Puzzles have always been an important part of Delusion’s stories (my mind is still blown from the moving wall from Lies Within). Never before has that been so prevalent than in His Crimson Queen. In fact, approximately half-way through the experience, guests find themselves in a straight-up escape room situation of sorts, where they must all split up and search for specific artifacts and then figure out what to do with them to unlock the story so they may proceed. Reflecting back on our experience, it seemed a little out of place, considering how guided the rest of Delusion is and always has been. Further pondering has me feeling that while a bit out of place, the “escape room” portion of His Crimson Queen wasn’t forced or so unnatural that it was jarring, or even just a tad out of sorts.

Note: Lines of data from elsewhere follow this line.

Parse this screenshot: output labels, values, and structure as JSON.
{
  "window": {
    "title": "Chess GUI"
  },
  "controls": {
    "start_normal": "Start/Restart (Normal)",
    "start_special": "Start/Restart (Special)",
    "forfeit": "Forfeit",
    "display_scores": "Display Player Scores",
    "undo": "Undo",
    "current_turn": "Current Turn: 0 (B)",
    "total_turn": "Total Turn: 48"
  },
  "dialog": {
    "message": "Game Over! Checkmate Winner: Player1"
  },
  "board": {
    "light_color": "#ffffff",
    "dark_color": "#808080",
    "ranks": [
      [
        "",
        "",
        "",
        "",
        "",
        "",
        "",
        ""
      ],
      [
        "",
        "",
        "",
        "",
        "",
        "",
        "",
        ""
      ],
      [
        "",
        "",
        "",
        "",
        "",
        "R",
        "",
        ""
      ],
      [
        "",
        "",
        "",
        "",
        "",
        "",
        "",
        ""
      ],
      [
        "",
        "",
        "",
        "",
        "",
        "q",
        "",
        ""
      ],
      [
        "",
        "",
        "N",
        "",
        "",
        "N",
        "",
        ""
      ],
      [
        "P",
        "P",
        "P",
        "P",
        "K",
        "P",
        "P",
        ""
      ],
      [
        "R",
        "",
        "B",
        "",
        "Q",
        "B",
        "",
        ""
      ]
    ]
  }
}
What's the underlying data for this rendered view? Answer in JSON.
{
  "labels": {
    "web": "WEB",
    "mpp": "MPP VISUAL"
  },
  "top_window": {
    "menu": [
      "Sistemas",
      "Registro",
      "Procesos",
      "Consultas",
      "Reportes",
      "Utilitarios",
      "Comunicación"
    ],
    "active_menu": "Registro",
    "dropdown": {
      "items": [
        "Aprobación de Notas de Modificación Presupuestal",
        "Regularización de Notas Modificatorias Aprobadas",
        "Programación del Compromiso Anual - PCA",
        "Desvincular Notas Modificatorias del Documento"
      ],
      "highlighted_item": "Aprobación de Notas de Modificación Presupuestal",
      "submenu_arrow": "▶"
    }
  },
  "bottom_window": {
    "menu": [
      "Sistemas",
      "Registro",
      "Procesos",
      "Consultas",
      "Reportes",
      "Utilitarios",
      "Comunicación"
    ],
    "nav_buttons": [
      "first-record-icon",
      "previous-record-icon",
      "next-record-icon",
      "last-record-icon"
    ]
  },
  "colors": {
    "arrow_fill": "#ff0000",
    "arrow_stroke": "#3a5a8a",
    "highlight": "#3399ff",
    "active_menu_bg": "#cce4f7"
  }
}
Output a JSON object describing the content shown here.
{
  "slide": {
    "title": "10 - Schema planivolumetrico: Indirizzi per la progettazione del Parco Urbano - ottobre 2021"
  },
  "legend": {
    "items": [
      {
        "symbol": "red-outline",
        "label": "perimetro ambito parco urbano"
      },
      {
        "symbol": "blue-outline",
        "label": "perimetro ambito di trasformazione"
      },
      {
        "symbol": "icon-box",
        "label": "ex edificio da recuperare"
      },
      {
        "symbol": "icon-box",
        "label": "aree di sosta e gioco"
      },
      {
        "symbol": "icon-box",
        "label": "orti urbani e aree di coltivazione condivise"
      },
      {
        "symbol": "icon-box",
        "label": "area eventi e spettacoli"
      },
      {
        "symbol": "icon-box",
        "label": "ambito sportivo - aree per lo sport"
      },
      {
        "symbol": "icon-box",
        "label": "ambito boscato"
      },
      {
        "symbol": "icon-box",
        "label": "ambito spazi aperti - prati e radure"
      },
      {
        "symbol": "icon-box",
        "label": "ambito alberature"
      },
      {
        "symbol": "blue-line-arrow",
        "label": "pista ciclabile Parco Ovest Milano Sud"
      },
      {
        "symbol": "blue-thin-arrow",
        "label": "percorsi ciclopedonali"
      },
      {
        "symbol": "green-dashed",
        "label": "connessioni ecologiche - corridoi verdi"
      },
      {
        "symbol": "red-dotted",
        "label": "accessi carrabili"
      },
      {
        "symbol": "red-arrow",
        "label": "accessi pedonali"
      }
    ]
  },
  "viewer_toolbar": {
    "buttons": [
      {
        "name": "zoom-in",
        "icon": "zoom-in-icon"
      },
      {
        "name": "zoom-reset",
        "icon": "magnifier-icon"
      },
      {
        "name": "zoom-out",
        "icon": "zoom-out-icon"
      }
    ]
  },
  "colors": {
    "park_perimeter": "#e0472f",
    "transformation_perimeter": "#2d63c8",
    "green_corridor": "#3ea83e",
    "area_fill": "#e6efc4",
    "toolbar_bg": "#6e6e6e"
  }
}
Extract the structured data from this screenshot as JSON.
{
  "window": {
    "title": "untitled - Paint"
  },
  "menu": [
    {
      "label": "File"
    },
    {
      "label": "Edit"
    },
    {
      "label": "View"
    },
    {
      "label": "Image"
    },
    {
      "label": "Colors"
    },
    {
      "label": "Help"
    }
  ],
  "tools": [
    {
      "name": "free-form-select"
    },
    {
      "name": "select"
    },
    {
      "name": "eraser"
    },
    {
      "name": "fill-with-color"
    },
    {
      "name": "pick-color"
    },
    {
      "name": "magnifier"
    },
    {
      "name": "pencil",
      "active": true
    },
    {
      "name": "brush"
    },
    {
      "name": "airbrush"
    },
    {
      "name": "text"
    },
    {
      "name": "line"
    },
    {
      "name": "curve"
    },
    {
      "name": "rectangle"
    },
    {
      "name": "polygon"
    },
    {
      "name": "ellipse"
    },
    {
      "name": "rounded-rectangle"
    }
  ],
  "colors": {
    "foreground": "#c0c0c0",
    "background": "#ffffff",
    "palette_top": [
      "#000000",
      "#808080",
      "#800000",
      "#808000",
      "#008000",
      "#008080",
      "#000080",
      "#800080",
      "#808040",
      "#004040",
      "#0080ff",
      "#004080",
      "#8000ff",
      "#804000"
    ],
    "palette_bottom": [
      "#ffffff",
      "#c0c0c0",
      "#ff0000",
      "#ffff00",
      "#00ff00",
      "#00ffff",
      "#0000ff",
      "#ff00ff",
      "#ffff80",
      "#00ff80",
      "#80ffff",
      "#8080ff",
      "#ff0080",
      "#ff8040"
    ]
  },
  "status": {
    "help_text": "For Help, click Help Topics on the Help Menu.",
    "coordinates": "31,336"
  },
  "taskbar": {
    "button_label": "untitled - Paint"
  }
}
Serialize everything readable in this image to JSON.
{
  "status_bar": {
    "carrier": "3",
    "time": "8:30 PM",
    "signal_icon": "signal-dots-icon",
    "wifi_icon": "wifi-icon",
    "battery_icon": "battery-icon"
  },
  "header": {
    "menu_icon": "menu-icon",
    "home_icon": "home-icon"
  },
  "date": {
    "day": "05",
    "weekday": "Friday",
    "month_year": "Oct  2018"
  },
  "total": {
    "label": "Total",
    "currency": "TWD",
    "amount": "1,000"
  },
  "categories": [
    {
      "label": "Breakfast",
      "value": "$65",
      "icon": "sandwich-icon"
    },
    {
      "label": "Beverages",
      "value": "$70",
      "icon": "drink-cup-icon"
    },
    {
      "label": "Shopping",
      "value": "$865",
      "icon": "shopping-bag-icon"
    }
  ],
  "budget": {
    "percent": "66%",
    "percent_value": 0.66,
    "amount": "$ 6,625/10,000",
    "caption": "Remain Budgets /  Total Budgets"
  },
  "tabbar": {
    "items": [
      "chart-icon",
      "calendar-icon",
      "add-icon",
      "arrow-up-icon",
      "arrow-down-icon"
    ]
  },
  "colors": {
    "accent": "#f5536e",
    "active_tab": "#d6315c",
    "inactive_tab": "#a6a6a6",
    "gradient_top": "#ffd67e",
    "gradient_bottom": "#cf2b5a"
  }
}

This practically seamless integration of a popular trend into the fabric of a complicated story – is impressive. Again, major props to Jon and his team for pulling this off so nicely.
Delusion: His Crimson Queen lasts just over an hour, which is a really great experience length for something like this. You leave Delusion feeling satisfied, and never once have the urge to glance at your watch out of boredom. In an industry where companies are charging really high prices for their experiences, you can be certain that Delusion delivers what you pay for. Jon Braver and his crew have done this long enough and Delusion has more than proven itself; it’s one of very few seasonal productions here in Southern California that people generally don’t balk at due to its price point. Delusion has earned our respect, the team has earned our money, and judging by the reaction of our peers, friends and others – Delusion has yet again, reaffirmed itself as one of the Southland’s must-see attractions for the fall/Halloween season.
Currently, Delusion is hopeful that it will be extended into November. If that happens, tickets will be released and will definitely sell-out very quickly. To have the best possible chance at getting tickets, we suggest you sign up on the Delusion website for their newsletter. The crew has stated numerous times that is the best way to be kept up-to-date with the latest information regarding the show and its possible extension.
Thank you to the cast and crew of Delusion 2016; you should all be very proud of your work. We are grateful for the opportunity to see what you have been working so exhaustively on these past several months. Your blood, sweat and tears have paid off. Delusion is haunting, beautiful, entertaining, and serves as a not-so-subtle reminder that Southern California truly is the best place in the world for Halloween experiences of all types.
- Rick West